Clive Palmer is the sort of larger-than-life multi-millionaire who tends the hog the headlines and is almost certain to end up being described as a “colourful character” or even an “eccentric”. A couple of his recent ideas have been to construct a life size replica of the RMS Titanic, to be named Titanic II, and to create a simulation of Jurassic Park filled with animatronic dinosaurs. He has also courted controversy by sharing some of his conspiracy theories, such as Rupert Murdoch’s ex-wife being a spy, and Greenpeace being funded by the CIA.

Clive won the seat of Fairfax by a mere 7 votes; as this was less than 100 votes, it automatically triggered a full re-count. After this second count, Clive won by 53 votes, making Cathy McGowan’s win in Indi by over 400 votes look like a landslide victory. He holds the seat by a margin of 0.03%, making it one of the closest results in Australian political history.

Some hope we are in for an entertaining time from our new MP, while others fear he will make our Parliament a laughing stock. However, eager followers of Australian baby name news may be more interested that Clive and his wife are expecting a baby, and will be welcoming their second child together before Christmas.

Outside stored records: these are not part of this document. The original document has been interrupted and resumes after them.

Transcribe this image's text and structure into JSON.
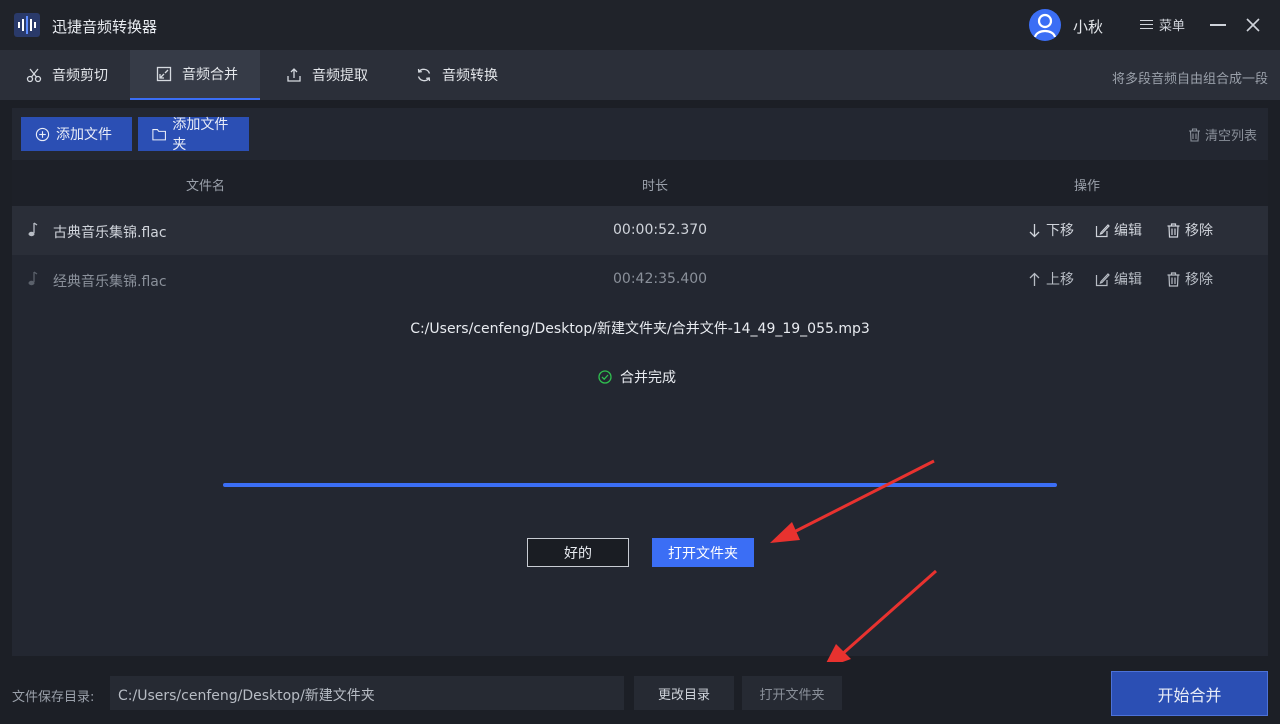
{
  "app": {
    "title": "迅捷音频转换器",
    "user": "小秋",
    "menu_label": "菜单"
  },
  "tabs": [
    {
      "label": "音频剪切",
      "icon": "scissors-icon"
    },
    {
      "label": "音频合并",
      "icon": "merge-icon",
      "active": true
    },
    {
      "label": "音频提取",
      "icon": "extract-icon"
    },
    {
      "label": "音频转换",
      "icon": "convert-icon"
    }
  ],
  "tab_hint": "将多段音频自由组合成一段",
  "toolbar": {
    "add_file": "添加文件",
    "add_folder": "添加文件夹",
    "clear_list": "清空列表"
  },
  "table": {
    "headers": [
      "文件名",
      "时长",
      "操作"
    ],
    "rows": [
      {
        "name": "古典音乐集锦.flac",
        "duration": "00:00:52.370",
        "move": "下移",
        "edit": "编辑",
        "remove": "移除"
      },
      {
        "name": "经典音乐集锦.flac",
        "duration": "00:42:35.400",
        "move": "上移",
        "edit": "编辑",
        "remove": "移除"
      }
    ]
  },
  "result": {
    "output_path": "C:/Users/cenfeng/Desktop/新建文件夹/合并文件-14_49_19_055.mp3",
    "status": "合并完成",
    "progress": 1.0,
    "ok_label": "好的",
    "open_folder_label": "打开文件夹"
  },
  "bottom": {
    "save_label": "文件保存目录:",
    "save_path": "C:/Users/cenfeng/Desktop/新建文件夹",
    "change_dir": "更改目录",
    "open_folder": "打开文件夹",
    "start": "开始合并"
  },
  "colors": {
    "accent": "#3b6ef5",
    "button": "#2b4fb4",
    "arrow": "#e8322f",
    "success": "#2fbf4f"
  }
}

Stay tuned!

Clive is an English surname derived from clif, the Old English for “cliff”. In Old English, the word didn’t just mean cliffs as we think of them, but was also applied to gentler slopes and riverbanks. The surname can also be through association with any of the several English places named Cliff or Cliffe.

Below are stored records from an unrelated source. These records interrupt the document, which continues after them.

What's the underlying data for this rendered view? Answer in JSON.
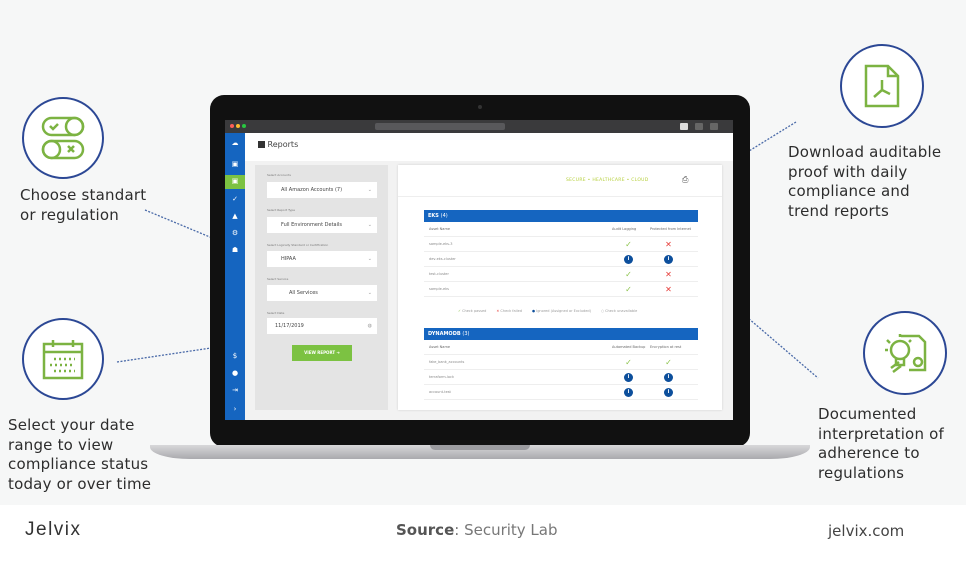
{
  "callouts": {
    "standard": [
      "Choose standart",
      "or regulation"
    ],
    "date": [
      "Select your date",
      "range to view",
      "compliance status",
      "today or over time"
    ],
    "download": [
      "Download auditable",
      "proof with daily",
      "compliance and",
      "trend reports"
    ],
    "documented": [
      "Documented",
      "interpretation of",
      "adherence to",
      "regulations"
    ]
  },
  "icons": {
    "standard": "toggle-switches-icon",
    "date": "calendar-icon",
    "download": "pdf-file-icon",
    "documented": "lightbulb-document-icon"
  },
  "colors": {
    "circle": "#2c4895",
    "icon": "#7cb342",
    "sidebar": "#1565c0",
    "button": "#7cc242",
    "tagline": "#b5cf3a"
  },
  "app": {
    "page_title": "Reports",
    "form": {
      "accounts_label": "Select Accounts",
      "accounts_value": "All Amazon Accounts (7)",
      "report_type_label": "Select Report Type",
      "report_type_value": "Full Environment Details",
      "standard_label": "Select Logically Standard or Certification",
      "standard_value": "HIPAA",
      "service_label": "Select Service",
      "service_value": "All Services",
      "date_label": "Select Date",
      "date_value": "11/17/2019",
      "view_button": "VIEW REPORT"
    },
    "tagline": "SECURE • HEALTHCARE • CLOUD",
    "eks": {
      "title": "EKS",
      "count": "(4)",
      "columns": [
        "Asset Name",
        "Audit Logging",
        "Protected from Internet"
      ],
      "rows": [
        {
          "name": "sample-eks-3",
          "c1": "pass",
          "c2": "fail"
        },
        {
          "name": "dev-eks-cluster",
          "c1": "info",
          "c2": "info"
        },
        {
          "name": "test-cluster",
          "c1": "pass",
          "c2": "fail"
        },
        {
          "name": "sample-eks",
          "c1": "pass",
          "c2": "fail"
        }
      ]
    },
    "legend": [
      "Check passed",
      "Check failed",
      "Ignored (Assigned or Excluded)",
      "Check unavailable"
    ],
    "dynamodb": {
      "title": "DYNAMODB",
      "count": "(3)",
      "columns": [
        "Asset Name",
        "Automated Backup",
        "Encryption at rest"
      ],
      "rows": [
        {
          "name": "fake_bank_accounts",
          "c1": "pass",
          "c2": "pass"
        },
        {
          "name": "terraform-lock",
          "c1": "info",
          "c2": "info"
        },
        {
          "name": "account-test",
          "c1": "info",
          "c2": "info"
        }
      ]
    }
  },
  "footer": {
    "logo": "Jelvix",
    "source_label": "Source",
    "source_value": ": Security Lab",
    "site": "jelvix.com"
  }
}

Clive has been used as a boy’s name since the 16th century, and during the 18th it began to be given in honour of Major-General Robert Clive, otherwise known as Clive of India. Sir Robert Clive was a British officer who established the military and political supremacy East India Company in Bengal; although he had no military training, his bravery during the Siege of Arcot made him a hero in Britain by the age of 25.

Clive was one of the key figures who helped secure India, and all its vast wealth, for the British crown. As that wealth and power was consolidated during the 19th century, it is little wonder that the name Clive continued to be associated with the might of the British Empire. Even today, you may have a container of Clive of India curry powder in the pantry, bearing Robert Clive’s likeness.

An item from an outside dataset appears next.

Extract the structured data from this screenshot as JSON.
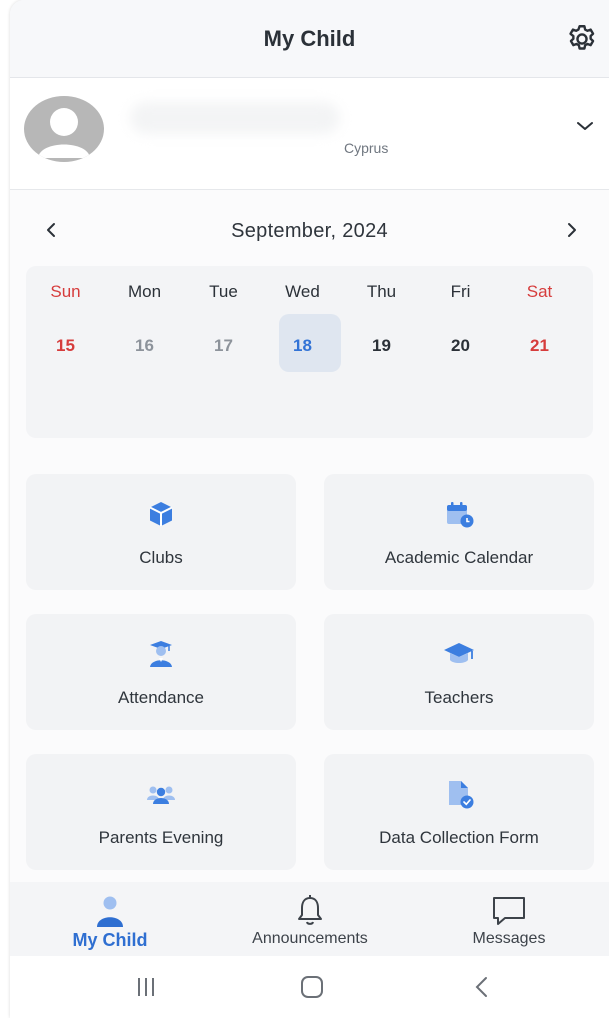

The name Clive was #80 in the 1900s, and peaked in the 1910s at #73. It left the Top 100 in the 1950s, and hasn’t ranked since the 1970s. It doesn’t seem like a coincidence that British rule ended in India after World War II, and that by the 1970s, our view of India as a nation had radically changed, while we now felt much more uneasy about British imperialism in general.

Clive is a solid, masculine name which still has an air of authority to it. It also possesses quite a number of attractive namesakes, such as charming broadcaster Clive James, hunky actor Clive Owen, horror writer Clive Barker, witty comedian Clive Anderson, comedy actor Clive Dunn, art critic Clive Bell, rugby league star Clive Churchill (after whom the Clive Churchill Medal is named), and Clive Staples Lewis, who wrote The Chronicles of Narnia.

As Clive peaked a century ago, it has more of a vintage feel than a dated feel. It’s not fashionable, but it doesn’t seem unusable. However, it is a truth universally acknowledged (by name nerds) that politics almost never does a name any favours, and whatever else he does in Parliament, Clive Palmer most likely won’t help the fortunes of the name Clive. The sun has set on the British Empire – but has the name Clive also disappeared into the sunset? Only time will tell.

POLL RESULT: Clive received an approval rating of 46%. 22% of people saw the name Clive as horribly dated, and an “old man” name, while 16% thought it sounded intelligent and practical. 14% were put off the name because of Clive Palmer. Nobody thought the name Clive sounded snooty or stuck-up.

(Picture shows the Siege of Cuddalore, in which Robert Clive also distinguished himself; drawing by Richard Simkin, 1890)